Fifth Sunday of Lent

Readings of the Day
RB: Ch 55:1-14 Clothing and Footwear for the Community
Mass: Is 43:16-21; Resp Ps 126; Ph 3:8-14; Jn 8:1-11 or readings for Year A: Ezk 37:12-14; Resp Ps 130; Rm 8:8-11; Jn 11:1-45

The Lord has done great things for us; we are filled with joy.

Today's Gospel presents a frightening scene: Then the scribes and Pharisees brought a woman who had been caught in adultery and made her stand in the middle. They 'made' her stand in the middle. If found guilty, the woman would be stoned as prescribed by the law commanded by Moses. The scene conjures up in my mind the film The Stoning of Soraya M., a story the DVD jacket calls 'chilling'. Stoning as a method of capital punishment continues to take place in our world in countries like Brunei and others.

Although these thoughts may disturb us, the Gospel may be calling us to expand our thinking. It is easy to dismiss acts such as stoning as something that belongs to a different age or a different culture. There may be other ways that we stone people without literally throwing a stone. Are there times when we 'make' others stand in the middle and stone them from afar? Do we cast stones of judgement, fear, anger, or jealousy? In today's Angelus Address Pope Francis speaks of 'the stones of denigration and condemnation, of gossiping that at times we hurl against others.' I recall the saying that when I point one finger at someone else, there are three fingers pointing at me! Thinking of something like that is what should disturb me. Jesus is speaking to us now: Let the one among you who is without sin be the first to throw a stone at her.

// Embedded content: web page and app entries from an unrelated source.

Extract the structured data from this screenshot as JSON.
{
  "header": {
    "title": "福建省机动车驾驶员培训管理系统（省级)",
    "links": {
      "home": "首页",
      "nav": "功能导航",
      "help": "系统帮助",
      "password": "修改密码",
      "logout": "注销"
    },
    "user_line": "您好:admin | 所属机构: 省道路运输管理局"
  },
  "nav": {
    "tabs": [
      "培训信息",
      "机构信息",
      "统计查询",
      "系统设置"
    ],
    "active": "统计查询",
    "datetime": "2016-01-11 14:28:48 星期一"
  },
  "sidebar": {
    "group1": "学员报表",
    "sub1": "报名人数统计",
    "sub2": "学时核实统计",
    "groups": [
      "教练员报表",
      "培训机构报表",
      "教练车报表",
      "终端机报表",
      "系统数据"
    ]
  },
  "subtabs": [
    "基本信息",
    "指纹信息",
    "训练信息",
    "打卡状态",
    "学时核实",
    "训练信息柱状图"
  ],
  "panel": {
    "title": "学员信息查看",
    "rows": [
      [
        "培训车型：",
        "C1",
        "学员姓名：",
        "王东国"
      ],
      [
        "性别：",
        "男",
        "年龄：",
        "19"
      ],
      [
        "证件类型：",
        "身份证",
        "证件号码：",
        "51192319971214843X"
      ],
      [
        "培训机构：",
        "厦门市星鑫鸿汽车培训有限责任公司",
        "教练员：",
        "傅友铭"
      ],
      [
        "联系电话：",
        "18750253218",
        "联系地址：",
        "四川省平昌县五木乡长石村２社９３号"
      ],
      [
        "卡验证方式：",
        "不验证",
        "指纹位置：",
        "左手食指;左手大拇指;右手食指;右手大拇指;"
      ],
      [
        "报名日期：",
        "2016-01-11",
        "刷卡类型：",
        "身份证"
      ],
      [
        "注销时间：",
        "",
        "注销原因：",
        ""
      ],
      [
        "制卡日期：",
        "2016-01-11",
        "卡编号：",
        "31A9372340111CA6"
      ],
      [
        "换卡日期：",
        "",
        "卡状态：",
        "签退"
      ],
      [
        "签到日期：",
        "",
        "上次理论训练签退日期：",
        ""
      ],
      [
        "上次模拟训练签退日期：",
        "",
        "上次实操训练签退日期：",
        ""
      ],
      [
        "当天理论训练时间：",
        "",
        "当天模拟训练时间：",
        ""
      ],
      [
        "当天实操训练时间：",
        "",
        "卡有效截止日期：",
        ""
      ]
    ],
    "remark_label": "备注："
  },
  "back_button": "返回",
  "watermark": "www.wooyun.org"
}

Even now, says the Lord, return to me with your whole heart; for I am gracious and merciful.
(Verse before the Gospel, April 7, 2019)

What follows is the reading from our celebration of Vigils, taken from Pope Benedict XVI, Angelus Address, Fifth Sunday of Lent, March 21, 2010:

We have reached the Fifth Sunday of Lent in which the Liturgy this year presents to us the Gospel episode of Jesus who saves an adulterous woman condemned to death (Jn 8:1-11). While he is teaching at the Temple the Scribes and Pharisees bring Jesus a woman caught in the act of adultery for which Mosaic law prescribed stoning. Those men ask Jesus to judge the sinful woman in order “to test him” and impel him to take a false step. The scene is full with drama: the life of that person and also his own life depend on Jesus. Indeed, the hypocritical accusers pretend to entrust the judgement to him whereas it is actually he himself whom they wish to accuse and judge. Jesus, on the other hand, is “full of grace and truth” (Jn 1:14): he can read every human heart, he wants to condemn the sin but save the sinner, and unmask hypocrisy. St John the Evangelist highlights one detail: while his accusers are insistently interrogating him, Jesus bends down and starts writing with his finger on the ground. St Augustine notes that this gesture portrays Christ as the divine legislator: in fact, God wrote the law with his finger on tablets of stone (cf. Commentary on John's Gospel, 33,5). Thus Jesus is the Legislator, he is Justice in person. And what is his sentence? “Let him who is without sin among you be the first to throw a stone at her”. These words are full of the disarming power of truth that pulls down the wall of hypocrisy and opens consciences to a greater justice, that of love, in which consists the fulfilment of every precept (cf. Rom 13:8-10). This is the justice that also saved Saul of Tarsus, transforming him into St Paul (cf. Phil 3:8-14).

When his accusers “went away, one by one, beginning with the eldest”, Jesus, absolving the woman of her sin, ushers her into a new life oriented to good. “Neither do I condemn you; go, and do not sin again”. It is the same grace that was to make the Apostle say: “One thing I do, forgetting what lies behind and straining forward to what lies ahead. I press on toward the goal for the prize of the upward call of God in Christ Jesus” (Phil 3:13-14).

Dear friends, let us learn from the Lord Jesus not to judge and not to condemn our neighbour. Let us learn to be intransigent with sin starting with our own! and indulgent with people. May the holy Mother of God, free from all sin, who is the mediatrix of grace for every repentant sinner, help us in this. 

During this time of Lent we are invited to look to others too with charity, which frees us from the vanity of possessing, from thinking that things are good if they are good for me.
(Pope Francis, Twitter, April 7, 2019)

For those preparing to be received into the Church this Easter: that they will remain faithful to Christ all the days of their life.
(Magnificat, Prayer of the Faithful, April 7, 2019)

No comments:

Post a Comment